Data about app and page elements
_ _ _ _ _
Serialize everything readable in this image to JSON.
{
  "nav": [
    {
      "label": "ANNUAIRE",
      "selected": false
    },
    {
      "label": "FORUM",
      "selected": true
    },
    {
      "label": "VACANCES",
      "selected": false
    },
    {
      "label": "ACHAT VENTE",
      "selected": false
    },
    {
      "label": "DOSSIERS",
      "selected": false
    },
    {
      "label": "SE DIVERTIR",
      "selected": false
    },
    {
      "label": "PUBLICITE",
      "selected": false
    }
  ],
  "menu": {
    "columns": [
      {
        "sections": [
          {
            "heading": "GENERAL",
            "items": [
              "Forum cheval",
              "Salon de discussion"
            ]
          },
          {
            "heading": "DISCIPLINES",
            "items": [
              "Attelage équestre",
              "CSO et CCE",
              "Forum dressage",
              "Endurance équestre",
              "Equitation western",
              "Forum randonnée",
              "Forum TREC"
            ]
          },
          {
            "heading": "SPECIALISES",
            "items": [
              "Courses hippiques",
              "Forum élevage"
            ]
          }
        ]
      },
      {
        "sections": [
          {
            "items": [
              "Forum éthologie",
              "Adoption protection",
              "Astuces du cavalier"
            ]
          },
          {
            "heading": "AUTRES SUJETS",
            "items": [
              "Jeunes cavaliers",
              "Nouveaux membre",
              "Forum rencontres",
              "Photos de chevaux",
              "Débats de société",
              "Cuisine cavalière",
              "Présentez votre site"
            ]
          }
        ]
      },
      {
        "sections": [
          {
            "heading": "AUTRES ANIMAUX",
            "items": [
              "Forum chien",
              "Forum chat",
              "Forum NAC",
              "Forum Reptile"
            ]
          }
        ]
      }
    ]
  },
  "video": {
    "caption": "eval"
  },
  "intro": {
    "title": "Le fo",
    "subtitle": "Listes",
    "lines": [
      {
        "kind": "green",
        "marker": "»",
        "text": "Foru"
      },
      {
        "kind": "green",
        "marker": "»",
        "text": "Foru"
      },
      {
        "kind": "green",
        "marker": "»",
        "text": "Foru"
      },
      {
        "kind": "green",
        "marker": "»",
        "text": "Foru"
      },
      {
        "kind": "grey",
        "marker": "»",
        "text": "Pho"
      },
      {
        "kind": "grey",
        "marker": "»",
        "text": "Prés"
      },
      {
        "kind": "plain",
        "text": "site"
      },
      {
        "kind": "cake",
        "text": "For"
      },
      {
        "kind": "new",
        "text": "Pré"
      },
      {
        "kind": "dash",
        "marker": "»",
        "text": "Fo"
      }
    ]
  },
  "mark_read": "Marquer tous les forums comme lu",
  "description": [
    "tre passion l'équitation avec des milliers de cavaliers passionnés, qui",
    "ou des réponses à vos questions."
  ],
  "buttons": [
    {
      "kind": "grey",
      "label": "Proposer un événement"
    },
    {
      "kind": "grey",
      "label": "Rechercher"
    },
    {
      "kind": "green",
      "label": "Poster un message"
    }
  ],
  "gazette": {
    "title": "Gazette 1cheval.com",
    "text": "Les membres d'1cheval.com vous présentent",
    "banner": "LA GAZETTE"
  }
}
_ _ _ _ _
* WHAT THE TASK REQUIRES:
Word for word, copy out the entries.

* SOLUTION TO THE EXERCISE:
Serialize everything readable in this image to JSON.
{
  "nav": [
    {
      "label": "ANNUAIRE",
      "selected": false
    },
    {
      "label": "FORUM",
      "selected": true
    },
    {
      "label": "VACANCES",
      "selected": false
    },
    {
      "label": "ACHAT VENTE",
      "selected": false
    },
    {
      "label": "DOSSIERS",
      "selected": false
    },
    {
      "label": "SE DIVERTIR",
      "selected": false
    },
    {
      "label": "PUBLICITE",
      "selected": false
    }
  ],
  "menu": {
    "columns": [
      {
        "sections": [
          {
            "heading": "GENERAL",
            "items": [
              "Forum cheval",
              "Salon de discussion"
            ]
          },
          {
            "heading": "DISCIPLINES",
            "items": [
              "Attelage équestre",
              "CSO et CCE",
              "Forum dressage",
              "Endurance équestre",
              "Equitation western",
              "Forum randonnée",
              "Forum TREC"
            ]
          },
          {
            "heading": "SPECIALISES",
            "items": [
              "Courses hippiques",
              "Forum élevage"
            ]
          }
        ]
      },
      {
        "sections": [
          {
            "items": [
              "Forum éthologie",
              "Adoption protection",
              "Astuces du cavalier"
            ]
          },
          {
            "heading": "AUTRES SUJETS",
            "items": [
              "Jeunes cavaliers",
              "Nouveaux membre",
              "Forum rencontres",
              "Photos de chevaux",
              "Débats de société",
              "Cuisine cavalière",
              "Présentez votre site"
            ]
          }
        ]
      },
      {
        "sections": [
          {
            "heading": "AUTRES ANIMAUX",
            "items": [
              "Forum chien",
              "Forum chat",
              "Forum NAC",
              "Forum Reptile"
            ]
          }
        ]
      }
    ]
  },
  "video": {
    "caption": "eval"
  },
  "intro": {
    "title": "Le fo",
    "subtitle": "Listes",
    "lines": [
      {
        "kind": "green",
        "marker": "»",
        "text": "Foru"
      },
      {
        "kind": "green",
        "marker": "»",
        "text": "Foru"
      },
      {
        "kind": "green",
        "marker": "»",
        "text": "Foru"
      },
      {
        "kind": "green",
        "marker": "»",
        "text": "Foru"
      },
      {
        "kind": "grey",
        "marker": "»",
        "text": "Pho"
      },
      {
        "kind": "grey",
        "marker": "»",
        "text": "Prés"
      },
      {
        "kind": "plain",
        "text": "site"
      },
      {
        "kind": "cake",
        "text": "For"
      },
      {
        "kind": "new",
        "text": "Pré"
      },
      {
        "kind": "dash",
        "marker": "»",
        "text": "Fo"
      }
    ]
  },
  "mark_read": "Marquer tous les forums comme lu",
  "description": [
    "tre passion l'équitation avec des milliers de cavaliers passionnés, qui",
    "ou des réponses à vos questions."
  ],
  "buttons": [
    {
      "kind": "grey",
      "label": "Proposer un événement"
    },
    {
      "kind": "grey",
      "label": "Rechercher"
    },
    {
      "kind": "green",
      "label": "Poster un message"
    }
  ],
  "gazette": {
    "title": "Gazette 1cheval.com",
    "text": "Les membres d'1cheval.com vous présentent",
    "banner": "LA GAZETTE"
  }
}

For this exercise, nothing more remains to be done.